## turbulence length scales

Measures of the eddy scale sizes in turbulent flow.

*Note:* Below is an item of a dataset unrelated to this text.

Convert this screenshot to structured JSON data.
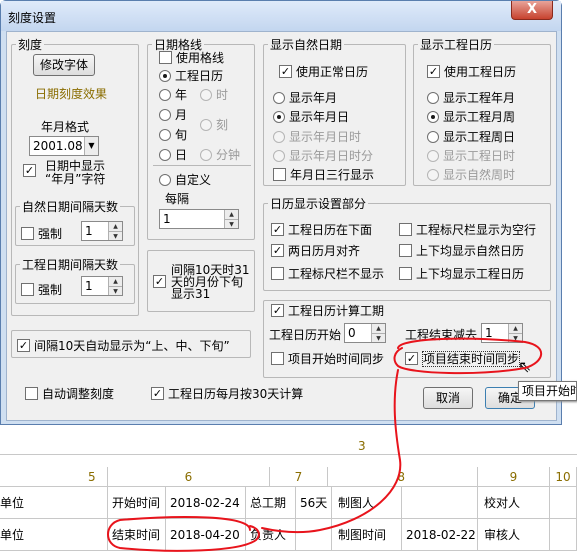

The separation between the largest and smallest sizes is determined by the Reynolds number. The largest length scales are usually imposed by the flow geometry, for example, the boundary layer depth. Because turbulence kinetic energy is extracted from the mean flow at the largest scales, they are often referred to as the "energy-containing" range. The smallest scales are set by the viscosity and the rate at which energy is supplied by the largest-scale eddies. Intermediate between these scales are the inertial subrange scales for which turbulence kinetic energy is neither generated nor destroyed but is transferred from larger to smaller scales. Smaller-scale eddies are generated from the larger eddies through the nonlinear process of vortex stretching. Typically, energy is transferred from the largest eddies to the smallest ones on a timescale of about one large- eddy turnover. There are standard turbulence length scales for each of the eddy scale sizes; integral length scales for the energy-containing eddies, Taylor microscale for the inertial subrange eddies, and Kolmogorov microscale for the dissipation range eddies.